I tried inoculating some logs from the garden with mushroom spores. I had some month-old beechwood logs here from the last annual spring tree cleanup which were fresh, solid and wet enough for the task. Furthermore, I stumbled upon some reduced Oyster Mushroom (pleurotus ostreatus) mycelium dowels from the garden center. I don’t know if they’re still capable of reproduction since they’re a little over their expiration date but they seemed lively and fresh enough, so I tried them out.

Oyster mushrooms can be grown well on beechwood. They need rather cool temperatures of about 12-18 °C (~ 45-65 °F) and a shady, humid spot to colonize their substrate, which ideally takes 6 – 8 weeks but can also take up to three months (and even more – don’t give up too early note), depending on the liveliness of the spawn and the suitability of the surroundings.


  • Some hardwood logs (in my case beechwood, obviously), about 50 – 75 cm in length and about 10 – 15 cm in diameter
  • Wood drill, 9mm dia. and hammer
  • Some candle wax


Water the logs for 12 – 24 hours in cold, fresh, unchlorinated tap water if necessary and keep them submerged for the time (since mine were still pretty fresh, I only did 12 hours). Then let them air dry for another 12 hours before proceeding.
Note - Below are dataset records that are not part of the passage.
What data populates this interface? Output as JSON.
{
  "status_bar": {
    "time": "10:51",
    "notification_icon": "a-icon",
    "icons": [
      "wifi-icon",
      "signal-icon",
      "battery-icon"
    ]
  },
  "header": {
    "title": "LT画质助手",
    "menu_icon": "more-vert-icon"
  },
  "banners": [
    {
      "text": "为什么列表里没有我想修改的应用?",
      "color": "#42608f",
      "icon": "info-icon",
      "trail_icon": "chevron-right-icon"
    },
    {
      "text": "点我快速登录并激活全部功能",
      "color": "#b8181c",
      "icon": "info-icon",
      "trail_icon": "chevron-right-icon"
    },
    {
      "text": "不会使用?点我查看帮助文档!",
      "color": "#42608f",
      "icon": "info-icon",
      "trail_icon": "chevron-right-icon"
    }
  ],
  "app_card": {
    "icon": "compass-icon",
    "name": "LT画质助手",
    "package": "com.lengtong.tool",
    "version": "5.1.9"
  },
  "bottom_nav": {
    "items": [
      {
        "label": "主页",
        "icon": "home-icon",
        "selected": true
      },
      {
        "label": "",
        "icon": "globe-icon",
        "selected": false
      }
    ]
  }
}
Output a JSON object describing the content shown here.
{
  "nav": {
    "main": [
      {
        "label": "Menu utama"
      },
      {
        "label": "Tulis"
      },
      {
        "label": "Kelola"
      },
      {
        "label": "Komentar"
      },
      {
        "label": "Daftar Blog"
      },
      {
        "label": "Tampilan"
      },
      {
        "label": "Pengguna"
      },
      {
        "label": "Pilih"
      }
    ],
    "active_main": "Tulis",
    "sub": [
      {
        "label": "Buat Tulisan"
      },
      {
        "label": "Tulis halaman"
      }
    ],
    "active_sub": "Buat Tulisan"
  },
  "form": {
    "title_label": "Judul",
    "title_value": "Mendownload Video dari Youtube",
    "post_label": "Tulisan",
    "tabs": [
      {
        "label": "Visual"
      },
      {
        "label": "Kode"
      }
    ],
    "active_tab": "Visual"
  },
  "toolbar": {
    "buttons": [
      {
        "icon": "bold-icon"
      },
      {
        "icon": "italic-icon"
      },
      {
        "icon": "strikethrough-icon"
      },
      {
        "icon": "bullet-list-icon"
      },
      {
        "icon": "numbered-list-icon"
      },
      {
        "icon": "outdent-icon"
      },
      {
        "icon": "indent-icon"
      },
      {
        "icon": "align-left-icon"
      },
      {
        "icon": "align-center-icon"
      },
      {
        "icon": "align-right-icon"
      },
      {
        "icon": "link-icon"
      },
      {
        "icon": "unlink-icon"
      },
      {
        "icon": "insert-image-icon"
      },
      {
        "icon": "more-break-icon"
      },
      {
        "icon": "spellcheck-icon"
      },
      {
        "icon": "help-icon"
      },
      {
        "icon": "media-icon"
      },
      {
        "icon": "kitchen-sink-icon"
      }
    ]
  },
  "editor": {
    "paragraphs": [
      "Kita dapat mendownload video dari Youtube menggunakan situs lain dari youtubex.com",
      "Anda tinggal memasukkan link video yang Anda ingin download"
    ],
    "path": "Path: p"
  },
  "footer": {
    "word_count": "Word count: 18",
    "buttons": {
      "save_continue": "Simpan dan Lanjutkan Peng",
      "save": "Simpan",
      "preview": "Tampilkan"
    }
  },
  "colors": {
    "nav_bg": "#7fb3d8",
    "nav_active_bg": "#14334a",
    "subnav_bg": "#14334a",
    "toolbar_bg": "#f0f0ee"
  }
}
Since my logs didn’t fit into my small growing tent I cut them in half, obtaining four equally-sized pieces.

Distribute the mycelium dowels equally to your logs: Soak them in cold, clear water for about one hour, while in the meantime drilling holes into the wood. My plugs were 8 mm, so I drilled 9 mm holes, 5 to each log and as deep as the dowels are. Then, with clean (!) hands insert the plugs, trying to get as much mycelium into the wood as possible and giving them some light taps with the hammer if necessary.

Finally, seal each of the plugs with a dab of molten candle wax. Done. I placed my logs into trays with a little soil in them and put these in my small growing tent on the shady north side of the house.

Now it’s all about an occasional check if they’re not dry and adding some moisture if necessary, and well, patience.


Note: I had a small oakwood log in the back of the garden, inoculated with shiitake mycelium that I nearly forgot about. It spawned after over a year!